Realising that I had reached the penultimate track I stopped for a moment to take stock of what I had heard so far. This was a seriously good album, which is why I was caught completely off guard by what I heard next. ‘The Pain’ kicks in and I am almost instantly drawing a much-stronger-than-I-would-like comparison to Metallica. Even the solo sounds a little too reminiscent to Kirk’s legendary tapping solo in Metallica’s classic track ‘One’. As if to further the Metallica allusion the song breaks down into a mellow middle section complete with lead break (Master of Puppets?.) But bear in mind, I said REMENISCENT of, not exactly like Metallica. ‘The Pain´ is still very much a distinctively Sinate song and nothing has been “ripped off” here as such. The song is chock of great thrash riffs and lead breaks. It just bears some similarities to a classic band that they have no doubt grown up listening to and playing along to. Maybe it was a nod of respect and meant to be that way. In which case lads, job done.
Hitting the final track of the album always excites me because often the closer is as strong as the opener. In some cases I’ve found the last track to be my outright favourite. Though maybe not becoming an instant favourite, ‘Seperatist’ is definitely high up on the list. Again we’re treated to a more melodic sounding discordance before the engines fire and once again Matt’s vocals are there like a devil in your ear making you love the ‘evil, shouty music’. This song literally has everything in it. Everything you’ve heard on the album already compressed into just 3:23 and with just enough extra to send you out on a massively metal high.
Overall the album is a mix of 80’s thrash/speed and death metal that has been processed through a modern thrash blender and formed into a giant slab of modern metal to club you round the face with. But to put it simply, it is modern metal at its finest. This album has so many great moments with every song having hook after hook after hook. The lead work is flawless throughout and brilliantly played. I challenge any metalhead worth their salt to not be headbanging before ‘Premonitions…’ has even finished.

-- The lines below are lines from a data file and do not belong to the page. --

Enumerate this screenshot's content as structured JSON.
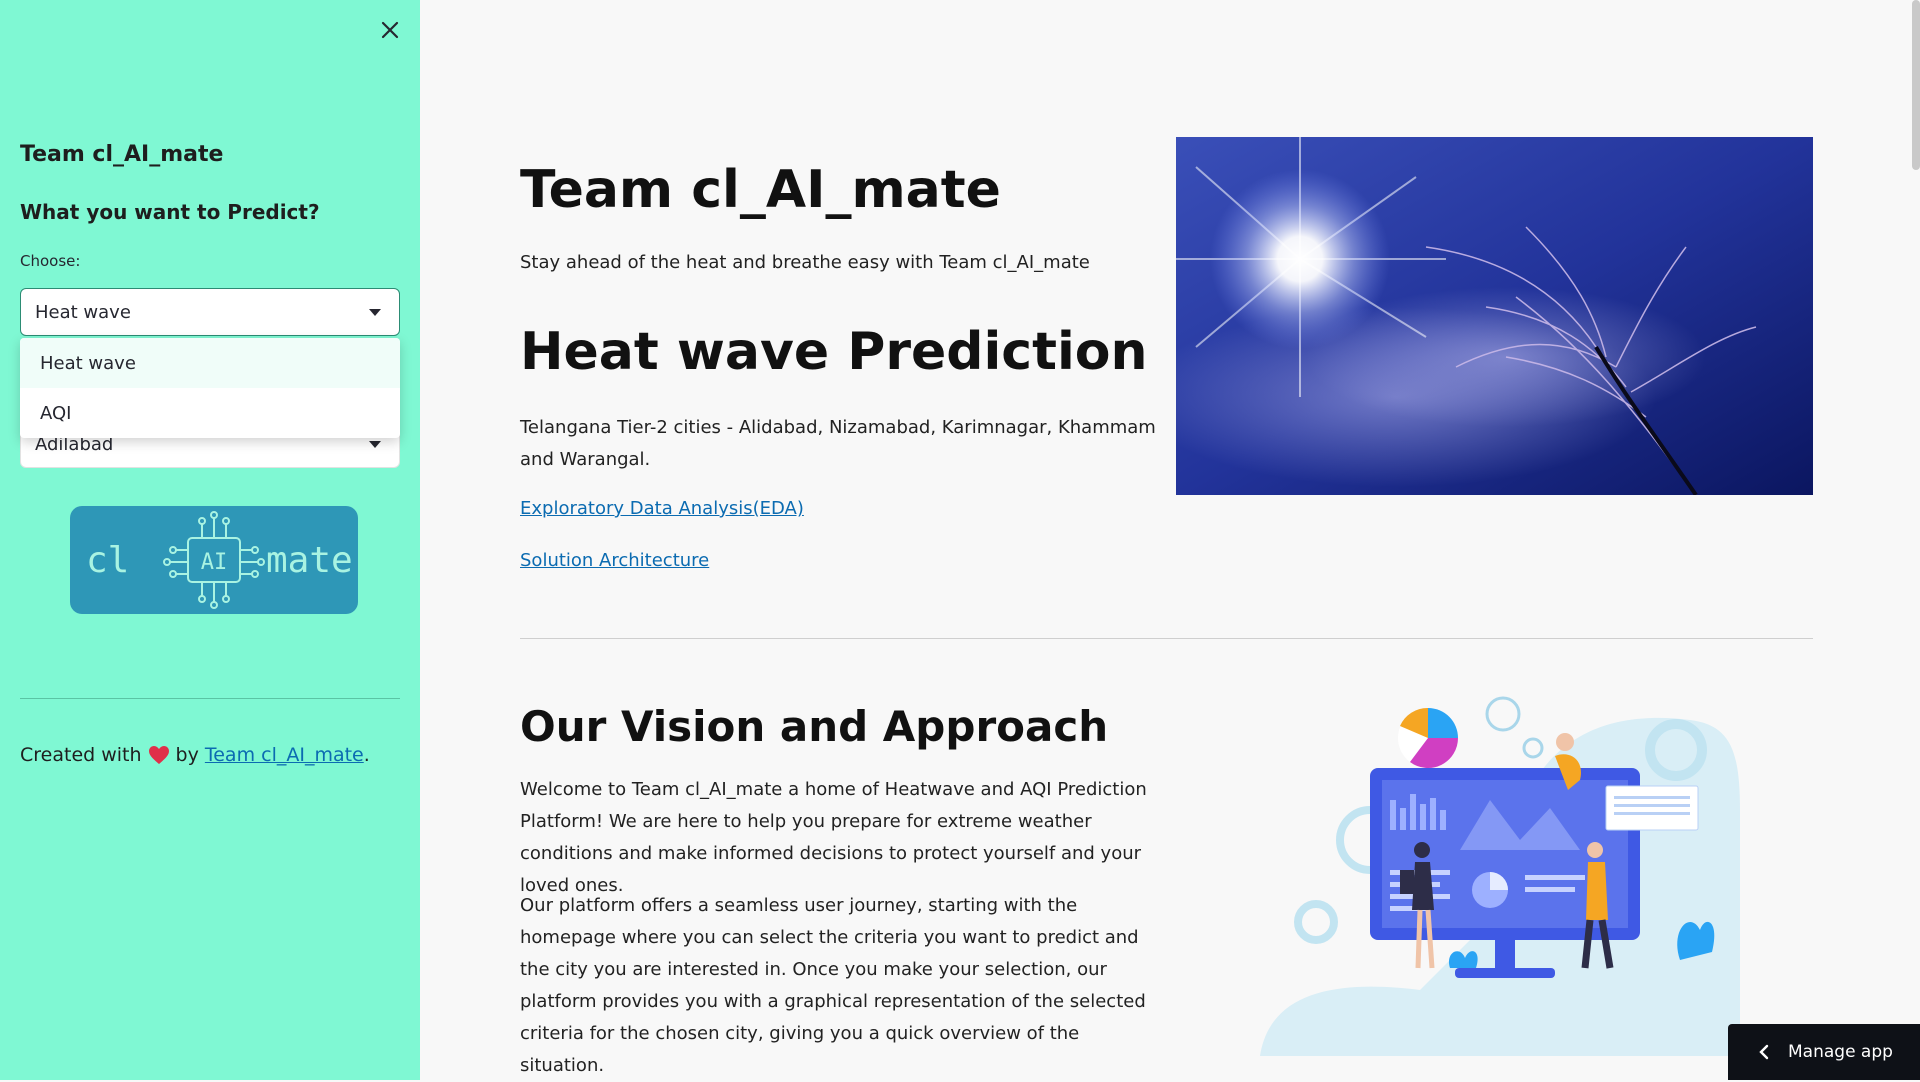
{
  "sidebar": {
    "title": "Team cl_AI_mate",
    "subtitle": "What you want to Predict?",
    "choose_label": "Choose:",
    "select_value": "Heat wave",
    "dropdown_options": [
      "Heat wave",
      "AQI"
    ],
    "city_value": "Adilabad",
    "logo": {
      "left": "cl",
      "center": "AI",
      "right": "mate"
    },
    "footer": {
      "prefix": "Created with",
      "by": "by",
      "link": "Team cl_AI_mate",
      "suffix": "."
    }
  },
  "main": {
    "title": "Team cl_AI_mate",
    "tagline": "Stay ahead of the heat and breathe easy with Team cl_AI_mate",
    "heading": "Heat wave Prediction",
    "cities_text": "Telangana Tier-2 cities - Alidabad, Nizamabad, Karimnagar, Khammam and Warangal.",
    "links": {
      "eda": "Exploratory Data Analysis(EDA)",
      "architecture": "Solution Architecture"
    },
    "vision": {
      "heading": "Our Vision and Approach",
      "para1": "Welcome to Team cl_AI_mate a home of Heatwave and AQI Prediction Platform! We are here to help you prepare for extreme weather conditions and make informed decisions to protect yourself and your loved ones.",
      "para2": "Our platform offers a seamless user journey, starting with the homepage where you can select the criteria you want to predict and the city you are interested in. Once you make your selection, our platform provides you with a graphical representation of the selected criteria for the chosen city, giving you a quick overview of the situation."
    }
  },
  "manage_app_label": "Manage app",
  "colors": {
    "sidebar_bg": "#7ff8d3",
    "link": "#0b6bb1",
    "logo_bg": "#2e97b7"
  }
}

It doesn’t matter that Sinate aren’t already a bigger band. Why? Because they soon will be, that’s why. Considering they’re from one of the southern-most inhabitable parts of the planet (Middle Earth), they had already achieved a huge amount for a band in such a remote location and now they are based in Europe for the foreseeable future. I think it’s only a matter of time and one more album before Sinate are heading straight up the metalstream ladder to every festival stage there is. Everywhere!